Please show each line of the listing where "screenshot" is present.

ENTRIES SUPPLIED -
== == ==

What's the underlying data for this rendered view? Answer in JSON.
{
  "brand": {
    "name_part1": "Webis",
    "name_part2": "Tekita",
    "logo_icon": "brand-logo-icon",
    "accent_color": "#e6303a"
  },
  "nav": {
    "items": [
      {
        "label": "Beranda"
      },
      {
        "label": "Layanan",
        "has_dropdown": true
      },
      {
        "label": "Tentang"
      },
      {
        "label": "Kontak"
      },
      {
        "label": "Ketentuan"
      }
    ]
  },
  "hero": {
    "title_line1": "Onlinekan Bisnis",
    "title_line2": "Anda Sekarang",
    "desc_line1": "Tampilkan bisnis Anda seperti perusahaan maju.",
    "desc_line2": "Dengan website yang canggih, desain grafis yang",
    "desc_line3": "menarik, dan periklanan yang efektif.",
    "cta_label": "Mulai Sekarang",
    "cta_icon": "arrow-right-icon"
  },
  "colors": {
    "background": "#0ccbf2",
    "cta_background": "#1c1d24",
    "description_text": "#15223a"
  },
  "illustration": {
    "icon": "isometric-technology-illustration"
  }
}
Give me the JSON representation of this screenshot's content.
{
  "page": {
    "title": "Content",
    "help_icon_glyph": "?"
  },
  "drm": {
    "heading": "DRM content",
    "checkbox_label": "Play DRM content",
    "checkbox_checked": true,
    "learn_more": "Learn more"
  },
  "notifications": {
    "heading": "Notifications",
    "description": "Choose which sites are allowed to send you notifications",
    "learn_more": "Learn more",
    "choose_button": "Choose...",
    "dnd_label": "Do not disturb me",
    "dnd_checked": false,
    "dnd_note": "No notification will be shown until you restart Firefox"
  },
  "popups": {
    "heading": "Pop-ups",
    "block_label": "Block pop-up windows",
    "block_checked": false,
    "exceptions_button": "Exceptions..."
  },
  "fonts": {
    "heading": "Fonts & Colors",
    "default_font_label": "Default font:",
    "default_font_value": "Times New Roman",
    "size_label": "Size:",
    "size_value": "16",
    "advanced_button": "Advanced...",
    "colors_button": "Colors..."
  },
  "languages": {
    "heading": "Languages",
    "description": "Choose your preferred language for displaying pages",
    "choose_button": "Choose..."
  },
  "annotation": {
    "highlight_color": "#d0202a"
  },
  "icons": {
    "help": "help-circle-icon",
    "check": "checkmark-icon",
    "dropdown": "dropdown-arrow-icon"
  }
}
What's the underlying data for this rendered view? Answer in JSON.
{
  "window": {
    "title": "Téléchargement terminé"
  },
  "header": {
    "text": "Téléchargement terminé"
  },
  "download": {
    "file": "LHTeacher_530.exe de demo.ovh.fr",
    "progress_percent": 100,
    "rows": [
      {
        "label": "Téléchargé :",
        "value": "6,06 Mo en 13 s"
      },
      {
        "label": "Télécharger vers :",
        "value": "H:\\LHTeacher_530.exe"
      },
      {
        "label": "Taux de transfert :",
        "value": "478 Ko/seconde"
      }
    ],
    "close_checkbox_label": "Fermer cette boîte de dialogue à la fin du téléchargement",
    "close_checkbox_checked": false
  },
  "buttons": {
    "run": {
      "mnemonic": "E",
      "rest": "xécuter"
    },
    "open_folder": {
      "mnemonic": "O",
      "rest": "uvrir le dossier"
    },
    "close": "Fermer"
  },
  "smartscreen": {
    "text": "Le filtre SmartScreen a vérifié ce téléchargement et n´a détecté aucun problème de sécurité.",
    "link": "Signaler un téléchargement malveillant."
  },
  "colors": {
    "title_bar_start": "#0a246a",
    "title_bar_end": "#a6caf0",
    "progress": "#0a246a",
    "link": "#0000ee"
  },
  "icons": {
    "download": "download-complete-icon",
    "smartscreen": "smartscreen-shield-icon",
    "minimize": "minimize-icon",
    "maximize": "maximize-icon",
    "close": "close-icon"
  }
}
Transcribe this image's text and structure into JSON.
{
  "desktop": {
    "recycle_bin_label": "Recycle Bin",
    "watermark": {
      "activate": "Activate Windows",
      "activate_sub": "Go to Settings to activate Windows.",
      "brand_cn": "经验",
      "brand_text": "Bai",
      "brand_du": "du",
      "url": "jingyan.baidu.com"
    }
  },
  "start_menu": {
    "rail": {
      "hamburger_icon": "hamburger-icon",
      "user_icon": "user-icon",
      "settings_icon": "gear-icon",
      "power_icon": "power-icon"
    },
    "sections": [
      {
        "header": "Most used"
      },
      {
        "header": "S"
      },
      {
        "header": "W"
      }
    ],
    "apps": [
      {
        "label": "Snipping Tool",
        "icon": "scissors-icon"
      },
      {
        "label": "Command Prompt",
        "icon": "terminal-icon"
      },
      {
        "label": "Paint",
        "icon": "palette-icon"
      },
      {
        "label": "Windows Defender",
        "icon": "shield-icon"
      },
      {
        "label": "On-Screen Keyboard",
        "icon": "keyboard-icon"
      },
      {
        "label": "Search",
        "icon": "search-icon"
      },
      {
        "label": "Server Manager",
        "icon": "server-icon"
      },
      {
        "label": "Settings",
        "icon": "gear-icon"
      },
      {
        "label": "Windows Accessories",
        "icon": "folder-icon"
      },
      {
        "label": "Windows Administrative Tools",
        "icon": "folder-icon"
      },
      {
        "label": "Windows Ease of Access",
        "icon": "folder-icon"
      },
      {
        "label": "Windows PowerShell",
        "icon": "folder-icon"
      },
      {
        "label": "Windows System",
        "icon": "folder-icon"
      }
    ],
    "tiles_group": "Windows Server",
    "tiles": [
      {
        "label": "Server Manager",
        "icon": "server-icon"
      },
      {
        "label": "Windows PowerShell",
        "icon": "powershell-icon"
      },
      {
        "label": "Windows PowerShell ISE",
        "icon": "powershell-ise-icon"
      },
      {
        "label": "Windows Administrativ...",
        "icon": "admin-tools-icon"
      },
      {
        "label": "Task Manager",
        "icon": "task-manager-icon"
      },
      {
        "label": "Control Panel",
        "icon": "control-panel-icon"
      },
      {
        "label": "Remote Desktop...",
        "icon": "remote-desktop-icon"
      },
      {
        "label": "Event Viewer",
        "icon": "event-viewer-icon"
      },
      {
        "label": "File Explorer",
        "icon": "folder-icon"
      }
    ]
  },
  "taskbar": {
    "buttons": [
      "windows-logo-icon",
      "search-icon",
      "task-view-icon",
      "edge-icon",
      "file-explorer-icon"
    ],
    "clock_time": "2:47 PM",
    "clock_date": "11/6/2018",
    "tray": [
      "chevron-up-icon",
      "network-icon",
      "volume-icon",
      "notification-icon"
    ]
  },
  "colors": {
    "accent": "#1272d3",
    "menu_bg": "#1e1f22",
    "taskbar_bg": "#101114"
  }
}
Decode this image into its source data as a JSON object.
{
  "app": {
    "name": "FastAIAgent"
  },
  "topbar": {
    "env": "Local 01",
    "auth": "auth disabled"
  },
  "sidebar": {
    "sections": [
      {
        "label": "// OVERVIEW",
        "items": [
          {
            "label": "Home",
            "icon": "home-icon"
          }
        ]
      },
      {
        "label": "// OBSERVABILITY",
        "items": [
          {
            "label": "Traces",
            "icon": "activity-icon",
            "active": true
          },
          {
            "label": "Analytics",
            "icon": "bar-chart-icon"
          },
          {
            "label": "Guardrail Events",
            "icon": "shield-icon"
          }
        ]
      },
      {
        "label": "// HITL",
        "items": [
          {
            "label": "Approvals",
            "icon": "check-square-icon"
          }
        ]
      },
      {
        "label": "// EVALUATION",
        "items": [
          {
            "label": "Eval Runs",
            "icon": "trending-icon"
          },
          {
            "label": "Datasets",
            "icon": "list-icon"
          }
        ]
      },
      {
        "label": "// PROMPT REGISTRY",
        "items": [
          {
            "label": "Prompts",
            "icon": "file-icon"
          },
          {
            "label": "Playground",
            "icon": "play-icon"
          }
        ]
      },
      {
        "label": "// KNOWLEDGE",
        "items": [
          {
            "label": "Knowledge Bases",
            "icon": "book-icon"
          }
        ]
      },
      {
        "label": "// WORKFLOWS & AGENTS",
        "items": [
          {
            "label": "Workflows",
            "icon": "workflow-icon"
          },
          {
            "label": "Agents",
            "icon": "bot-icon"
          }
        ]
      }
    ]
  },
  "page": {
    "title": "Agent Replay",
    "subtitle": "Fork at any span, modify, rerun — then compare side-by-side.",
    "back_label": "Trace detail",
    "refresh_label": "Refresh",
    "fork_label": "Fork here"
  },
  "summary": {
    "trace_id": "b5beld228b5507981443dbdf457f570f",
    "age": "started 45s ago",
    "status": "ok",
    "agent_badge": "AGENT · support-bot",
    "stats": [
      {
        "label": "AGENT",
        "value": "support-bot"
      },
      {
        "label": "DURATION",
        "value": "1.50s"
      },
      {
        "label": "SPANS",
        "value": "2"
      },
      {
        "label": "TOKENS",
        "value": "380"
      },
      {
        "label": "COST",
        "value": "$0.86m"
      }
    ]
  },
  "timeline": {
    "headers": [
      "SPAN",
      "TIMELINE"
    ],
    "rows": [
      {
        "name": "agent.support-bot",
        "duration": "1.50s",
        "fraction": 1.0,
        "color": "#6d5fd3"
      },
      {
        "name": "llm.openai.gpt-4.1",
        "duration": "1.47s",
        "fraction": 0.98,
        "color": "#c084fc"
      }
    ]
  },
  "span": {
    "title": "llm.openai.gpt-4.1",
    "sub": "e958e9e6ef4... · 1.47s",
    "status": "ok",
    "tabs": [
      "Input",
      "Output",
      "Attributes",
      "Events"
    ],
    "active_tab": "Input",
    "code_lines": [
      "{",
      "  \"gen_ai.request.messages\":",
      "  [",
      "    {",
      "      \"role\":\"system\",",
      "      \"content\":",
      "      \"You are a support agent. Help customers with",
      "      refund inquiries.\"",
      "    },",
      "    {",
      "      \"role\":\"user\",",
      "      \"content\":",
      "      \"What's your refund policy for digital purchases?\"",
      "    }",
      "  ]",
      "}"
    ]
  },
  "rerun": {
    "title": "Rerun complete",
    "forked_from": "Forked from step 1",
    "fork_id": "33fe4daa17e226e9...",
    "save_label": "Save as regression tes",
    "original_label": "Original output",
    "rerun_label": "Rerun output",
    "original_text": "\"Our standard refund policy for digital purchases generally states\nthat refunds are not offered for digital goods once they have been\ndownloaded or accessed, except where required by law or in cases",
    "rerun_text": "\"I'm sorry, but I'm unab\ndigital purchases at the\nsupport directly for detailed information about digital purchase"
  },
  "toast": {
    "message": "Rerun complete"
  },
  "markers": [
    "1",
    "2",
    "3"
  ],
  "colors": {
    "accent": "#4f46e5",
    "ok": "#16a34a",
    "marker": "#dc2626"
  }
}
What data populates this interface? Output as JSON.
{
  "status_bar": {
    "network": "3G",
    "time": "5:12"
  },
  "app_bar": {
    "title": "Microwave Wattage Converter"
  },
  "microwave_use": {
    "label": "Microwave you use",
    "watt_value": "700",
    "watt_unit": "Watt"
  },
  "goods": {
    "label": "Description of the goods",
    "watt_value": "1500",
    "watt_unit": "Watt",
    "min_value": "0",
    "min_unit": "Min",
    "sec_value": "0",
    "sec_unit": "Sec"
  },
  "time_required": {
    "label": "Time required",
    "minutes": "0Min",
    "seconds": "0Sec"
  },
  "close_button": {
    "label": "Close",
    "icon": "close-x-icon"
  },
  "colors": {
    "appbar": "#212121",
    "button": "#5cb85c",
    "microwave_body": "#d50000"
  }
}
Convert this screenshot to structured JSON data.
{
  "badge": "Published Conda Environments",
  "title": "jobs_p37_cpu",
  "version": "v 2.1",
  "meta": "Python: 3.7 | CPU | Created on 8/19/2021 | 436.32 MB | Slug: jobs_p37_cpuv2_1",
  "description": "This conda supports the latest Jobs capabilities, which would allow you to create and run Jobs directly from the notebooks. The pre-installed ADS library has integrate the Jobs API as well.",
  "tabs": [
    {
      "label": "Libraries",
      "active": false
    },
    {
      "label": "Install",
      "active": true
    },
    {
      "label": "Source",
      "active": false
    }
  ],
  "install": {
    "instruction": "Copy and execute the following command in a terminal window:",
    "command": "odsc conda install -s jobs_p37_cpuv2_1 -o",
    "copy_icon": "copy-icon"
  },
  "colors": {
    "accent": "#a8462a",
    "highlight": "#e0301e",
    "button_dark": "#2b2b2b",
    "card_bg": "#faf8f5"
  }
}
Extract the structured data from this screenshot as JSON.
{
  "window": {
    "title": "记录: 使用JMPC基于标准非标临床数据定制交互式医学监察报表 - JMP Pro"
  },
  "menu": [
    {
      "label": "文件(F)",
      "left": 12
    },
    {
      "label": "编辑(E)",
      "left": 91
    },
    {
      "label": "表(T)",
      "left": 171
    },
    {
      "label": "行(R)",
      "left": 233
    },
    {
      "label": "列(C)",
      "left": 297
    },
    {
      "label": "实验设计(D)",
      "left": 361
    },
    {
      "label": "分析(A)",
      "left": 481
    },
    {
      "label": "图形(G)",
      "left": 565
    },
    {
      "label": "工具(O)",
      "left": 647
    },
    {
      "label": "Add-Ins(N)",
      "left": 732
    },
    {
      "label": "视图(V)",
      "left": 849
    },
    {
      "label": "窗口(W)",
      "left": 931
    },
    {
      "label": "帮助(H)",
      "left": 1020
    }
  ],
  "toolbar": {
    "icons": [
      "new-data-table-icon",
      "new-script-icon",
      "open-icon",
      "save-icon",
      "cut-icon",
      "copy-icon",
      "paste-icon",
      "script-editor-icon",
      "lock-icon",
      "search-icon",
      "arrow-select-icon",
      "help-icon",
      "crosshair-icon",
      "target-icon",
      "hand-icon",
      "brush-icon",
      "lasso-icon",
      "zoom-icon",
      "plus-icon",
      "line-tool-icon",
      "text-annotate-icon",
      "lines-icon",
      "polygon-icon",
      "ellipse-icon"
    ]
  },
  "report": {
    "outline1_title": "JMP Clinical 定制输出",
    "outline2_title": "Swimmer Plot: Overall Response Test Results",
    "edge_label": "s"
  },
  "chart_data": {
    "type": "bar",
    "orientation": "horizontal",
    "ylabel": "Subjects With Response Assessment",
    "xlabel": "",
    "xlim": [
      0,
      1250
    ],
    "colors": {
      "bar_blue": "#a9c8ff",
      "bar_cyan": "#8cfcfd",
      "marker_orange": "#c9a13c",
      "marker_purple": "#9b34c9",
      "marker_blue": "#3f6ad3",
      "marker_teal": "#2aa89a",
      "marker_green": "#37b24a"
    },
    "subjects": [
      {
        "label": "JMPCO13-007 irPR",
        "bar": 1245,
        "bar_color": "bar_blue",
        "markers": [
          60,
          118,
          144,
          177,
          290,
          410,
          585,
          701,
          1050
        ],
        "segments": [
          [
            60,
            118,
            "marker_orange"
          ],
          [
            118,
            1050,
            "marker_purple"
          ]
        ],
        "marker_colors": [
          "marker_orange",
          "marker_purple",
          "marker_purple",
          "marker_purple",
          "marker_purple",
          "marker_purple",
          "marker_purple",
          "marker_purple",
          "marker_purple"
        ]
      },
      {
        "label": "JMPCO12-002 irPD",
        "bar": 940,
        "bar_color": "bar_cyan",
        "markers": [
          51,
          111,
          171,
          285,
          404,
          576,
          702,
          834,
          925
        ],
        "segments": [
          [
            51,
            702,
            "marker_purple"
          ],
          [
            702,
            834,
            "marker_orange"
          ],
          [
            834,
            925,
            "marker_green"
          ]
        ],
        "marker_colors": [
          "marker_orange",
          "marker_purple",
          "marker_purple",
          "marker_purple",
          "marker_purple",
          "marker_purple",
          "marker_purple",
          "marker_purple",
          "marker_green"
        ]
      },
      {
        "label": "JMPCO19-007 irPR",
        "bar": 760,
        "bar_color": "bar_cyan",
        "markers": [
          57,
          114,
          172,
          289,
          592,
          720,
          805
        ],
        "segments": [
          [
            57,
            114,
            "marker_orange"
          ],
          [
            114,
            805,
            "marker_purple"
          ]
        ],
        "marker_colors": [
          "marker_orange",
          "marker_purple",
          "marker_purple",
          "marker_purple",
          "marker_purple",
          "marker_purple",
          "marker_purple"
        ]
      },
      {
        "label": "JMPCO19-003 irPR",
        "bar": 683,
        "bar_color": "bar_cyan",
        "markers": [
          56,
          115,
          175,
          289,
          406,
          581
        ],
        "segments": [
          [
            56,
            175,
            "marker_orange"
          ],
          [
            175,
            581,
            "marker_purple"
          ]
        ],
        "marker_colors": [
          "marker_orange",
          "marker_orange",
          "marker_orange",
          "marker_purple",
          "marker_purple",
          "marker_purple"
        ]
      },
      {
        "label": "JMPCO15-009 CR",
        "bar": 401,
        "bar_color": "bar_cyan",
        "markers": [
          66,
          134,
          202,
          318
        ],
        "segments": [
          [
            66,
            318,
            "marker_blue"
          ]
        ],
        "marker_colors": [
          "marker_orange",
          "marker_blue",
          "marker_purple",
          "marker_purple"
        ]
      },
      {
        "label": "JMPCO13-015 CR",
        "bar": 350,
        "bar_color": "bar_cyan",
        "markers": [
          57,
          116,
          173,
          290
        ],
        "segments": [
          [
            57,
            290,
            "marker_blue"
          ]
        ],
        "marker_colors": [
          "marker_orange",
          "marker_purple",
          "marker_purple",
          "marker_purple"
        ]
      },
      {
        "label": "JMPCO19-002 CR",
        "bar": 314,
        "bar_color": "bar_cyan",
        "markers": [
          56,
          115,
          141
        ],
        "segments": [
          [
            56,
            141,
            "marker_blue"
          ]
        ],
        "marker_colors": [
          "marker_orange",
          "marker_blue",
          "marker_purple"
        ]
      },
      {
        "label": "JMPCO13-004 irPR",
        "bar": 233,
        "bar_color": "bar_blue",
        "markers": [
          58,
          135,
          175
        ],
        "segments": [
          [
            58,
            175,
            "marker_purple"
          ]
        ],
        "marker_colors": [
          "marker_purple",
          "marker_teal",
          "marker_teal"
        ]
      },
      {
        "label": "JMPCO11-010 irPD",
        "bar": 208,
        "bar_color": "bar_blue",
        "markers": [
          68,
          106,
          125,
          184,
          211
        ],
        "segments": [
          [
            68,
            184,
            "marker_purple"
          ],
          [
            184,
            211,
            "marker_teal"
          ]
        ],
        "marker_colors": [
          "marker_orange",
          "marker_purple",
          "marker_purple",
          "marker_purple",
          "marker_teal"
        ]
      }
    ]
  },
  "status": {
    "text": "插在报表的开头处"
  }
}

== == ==

ANSWER -
Give me the JSON representation of this screenshot's content.
Convert this screenshot to structured JSON data.
Extract the structured data from this screenshot as JSON.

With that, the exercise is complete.